Exercise prompt — Your answer is a copy of every line in the records where "upload" appears.

(Element data from apps and pages)
# # #

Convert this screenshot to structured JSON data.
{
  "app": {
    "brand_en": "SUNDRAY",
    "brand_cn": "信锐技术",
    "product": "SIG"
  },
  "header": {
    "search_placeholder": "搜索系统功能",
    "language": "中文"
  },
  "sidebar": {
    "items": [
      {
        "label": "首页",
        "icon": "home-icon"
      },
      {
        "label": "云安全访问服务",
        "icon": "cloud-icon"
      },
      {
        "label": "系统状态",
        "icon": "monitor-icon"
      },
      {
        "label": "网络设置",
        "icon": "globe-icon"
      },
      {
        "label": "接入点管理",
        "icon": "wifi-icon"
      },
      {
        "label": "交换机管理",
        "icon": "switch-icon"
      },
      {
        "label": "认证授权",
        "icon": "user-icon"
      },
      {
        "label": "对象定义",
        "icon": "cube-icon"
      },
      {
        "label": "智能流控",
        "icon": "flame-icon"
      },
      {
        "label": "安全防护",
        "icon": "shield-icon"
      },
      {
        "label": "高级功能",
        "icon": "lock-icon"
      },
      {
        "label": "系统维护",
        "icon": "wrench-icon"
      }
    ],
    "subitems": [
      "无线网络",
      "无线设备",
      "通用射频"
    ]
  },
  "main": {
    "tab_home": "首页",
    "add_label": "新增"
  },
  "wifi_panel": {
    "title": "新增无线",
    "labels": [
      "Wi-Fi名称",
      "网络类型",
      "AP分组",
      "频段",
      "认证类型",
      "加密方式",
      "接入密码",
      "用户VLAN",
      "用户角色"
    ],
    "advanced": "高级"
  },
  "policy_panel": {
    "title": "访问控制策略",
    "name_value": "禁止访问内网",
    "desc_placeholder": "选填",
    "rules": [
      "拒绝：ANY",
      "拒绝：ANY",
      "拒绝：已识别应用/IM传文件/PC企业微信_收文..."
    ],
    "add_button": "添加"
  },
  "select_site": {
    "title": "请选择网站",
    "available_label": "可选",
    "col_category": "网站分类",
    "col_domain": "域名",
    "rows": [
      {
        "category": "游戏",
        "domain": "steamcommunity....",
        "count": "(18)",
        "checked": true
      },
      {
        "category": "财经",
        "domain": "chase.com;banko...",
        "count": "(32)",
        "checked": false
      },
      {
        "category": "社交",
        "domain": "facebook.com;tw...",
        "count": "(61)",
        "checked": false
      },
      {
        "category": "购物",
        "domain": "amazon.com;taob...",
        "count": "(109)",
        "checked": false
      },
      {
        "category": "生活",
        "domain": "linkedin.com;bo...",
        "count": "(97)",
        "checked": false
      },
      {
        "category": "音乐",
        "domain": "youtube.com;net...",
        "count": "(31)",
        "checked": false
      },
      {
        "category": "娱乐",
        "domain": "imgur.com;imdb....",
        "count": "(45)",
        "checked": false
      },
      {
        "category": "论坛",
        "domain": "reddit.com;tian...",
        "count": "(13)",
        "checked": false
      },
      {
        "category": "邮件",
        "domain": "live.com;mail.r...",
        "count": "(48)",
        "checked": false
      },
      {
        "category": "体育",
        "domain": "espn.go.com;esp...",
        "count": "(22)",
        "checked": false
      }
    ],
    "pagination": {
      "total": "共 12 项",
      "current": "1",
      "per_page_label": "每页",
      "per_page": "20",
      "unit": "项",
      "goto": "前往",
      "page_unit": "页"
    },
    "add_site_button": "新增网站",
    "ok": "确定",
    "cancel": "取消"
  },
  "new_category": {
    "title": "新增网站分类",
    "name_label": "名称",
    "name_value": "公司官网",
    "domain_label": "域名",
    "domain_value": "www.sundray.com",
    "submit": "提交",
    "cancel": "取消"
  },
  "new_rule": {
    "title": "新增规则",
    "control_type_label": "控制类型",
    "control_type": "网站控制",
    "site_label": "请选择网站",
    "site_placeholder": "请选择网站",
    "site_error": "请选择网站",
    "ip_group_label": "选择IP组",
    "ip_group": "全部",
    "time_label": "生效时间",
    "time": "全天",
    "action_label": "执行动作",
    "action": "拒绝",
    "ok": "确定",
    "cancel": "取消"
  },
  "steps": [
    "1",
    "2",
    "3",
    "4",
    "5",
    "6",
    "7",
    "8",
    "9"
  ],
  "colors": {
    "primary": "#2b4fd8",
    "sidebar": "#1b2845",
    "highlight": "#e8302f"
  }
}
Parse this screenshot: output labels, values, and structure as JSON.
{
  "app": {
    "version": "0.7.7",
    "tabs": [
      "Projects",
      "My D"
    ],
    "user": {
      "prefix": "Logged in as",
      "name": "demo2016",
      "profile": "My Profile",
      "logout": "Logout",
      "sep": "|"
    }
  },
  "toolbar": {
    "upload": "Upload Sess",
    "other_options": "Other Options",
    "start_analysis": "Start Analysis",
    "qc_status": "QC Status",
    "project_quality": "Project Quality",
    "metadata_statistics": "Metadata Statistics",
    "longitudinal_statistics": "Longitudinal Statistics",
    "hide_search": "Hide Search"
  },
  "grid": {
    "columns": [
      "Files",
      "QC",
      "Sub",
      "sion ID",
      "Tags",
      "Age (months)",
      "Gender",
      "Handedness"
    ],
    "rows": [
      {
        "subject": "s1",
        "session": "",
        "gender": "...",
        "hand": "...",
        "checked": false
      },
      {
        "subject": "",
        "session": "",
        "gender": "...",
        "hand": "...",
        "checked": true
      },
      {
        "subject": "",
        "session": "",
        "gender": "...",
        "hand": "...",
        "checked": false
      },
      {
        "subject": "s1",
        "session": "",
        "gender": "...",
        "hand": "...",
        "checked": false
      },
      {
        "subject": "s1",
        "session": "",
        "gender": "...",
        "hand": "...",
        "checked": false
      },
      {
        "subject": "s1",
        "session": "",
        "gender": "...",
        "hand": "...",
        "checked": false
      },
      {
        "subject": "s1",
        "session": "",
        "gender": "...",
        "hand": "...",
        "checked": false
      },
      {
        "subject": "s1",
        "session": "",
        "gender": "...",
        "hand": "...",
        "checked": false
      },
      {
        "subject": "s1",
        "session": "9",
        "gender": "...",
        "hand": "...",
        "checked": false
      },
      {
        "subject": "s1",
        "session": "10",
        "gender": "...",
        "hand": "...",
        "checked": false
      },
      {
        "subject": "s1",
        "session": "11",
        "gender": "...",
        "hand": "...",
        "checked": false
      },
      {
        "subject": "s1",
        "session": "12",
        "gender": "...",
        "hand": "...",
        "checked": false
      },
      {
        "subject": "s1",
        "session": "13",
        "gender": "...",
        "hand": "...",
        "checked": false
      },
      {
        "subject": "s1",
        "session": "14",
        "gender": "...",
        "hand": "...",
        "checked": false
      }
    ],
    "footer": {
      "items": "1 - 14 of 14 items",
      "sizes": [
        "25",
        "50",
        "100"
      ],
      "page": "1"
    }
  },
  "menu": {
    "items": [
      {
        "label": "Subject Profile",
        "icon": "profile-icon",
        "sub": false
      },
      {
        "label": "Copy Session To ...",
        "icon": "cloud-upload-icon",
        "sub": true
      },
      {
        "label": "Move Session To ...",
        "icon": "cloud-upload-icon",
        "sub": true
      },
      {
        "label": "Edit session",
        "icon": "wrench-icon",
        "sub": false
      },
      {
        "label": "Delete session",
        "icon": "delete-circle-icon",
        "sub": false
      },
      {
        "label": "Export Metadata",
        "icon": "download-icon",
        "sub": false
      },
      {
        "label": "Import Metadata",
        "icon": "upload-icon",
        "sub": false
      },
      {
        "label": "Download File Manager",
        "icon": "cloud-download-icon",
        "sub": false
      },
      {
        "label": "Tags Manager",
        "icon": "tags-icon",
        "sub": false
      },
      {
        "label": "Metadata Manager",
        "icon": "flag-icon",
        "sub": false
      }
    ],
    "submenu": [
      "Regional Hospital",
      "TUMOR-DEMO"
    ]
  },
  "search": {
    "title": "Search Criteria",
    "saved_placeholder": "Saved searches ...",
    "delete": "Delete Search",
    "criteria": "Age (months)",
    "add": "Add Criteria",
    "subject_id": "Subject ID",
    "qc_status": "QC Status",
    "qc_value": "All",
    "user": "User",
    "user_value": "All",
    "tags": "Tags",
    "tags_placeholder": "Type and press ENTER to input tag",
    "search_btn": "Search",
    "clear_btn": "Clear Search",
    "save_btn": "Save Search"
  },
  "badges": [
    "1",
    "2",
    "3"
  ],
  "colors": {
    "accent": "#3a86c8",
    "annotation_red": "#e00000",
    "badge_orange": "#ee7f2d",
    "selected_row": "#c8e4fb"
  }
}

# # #

Reply —
    "upload": "Upload Sess",
        "icon": "cloud-upload-icon",
        "icon": "cloud-upload-icon",
        "icon": "upload-icon",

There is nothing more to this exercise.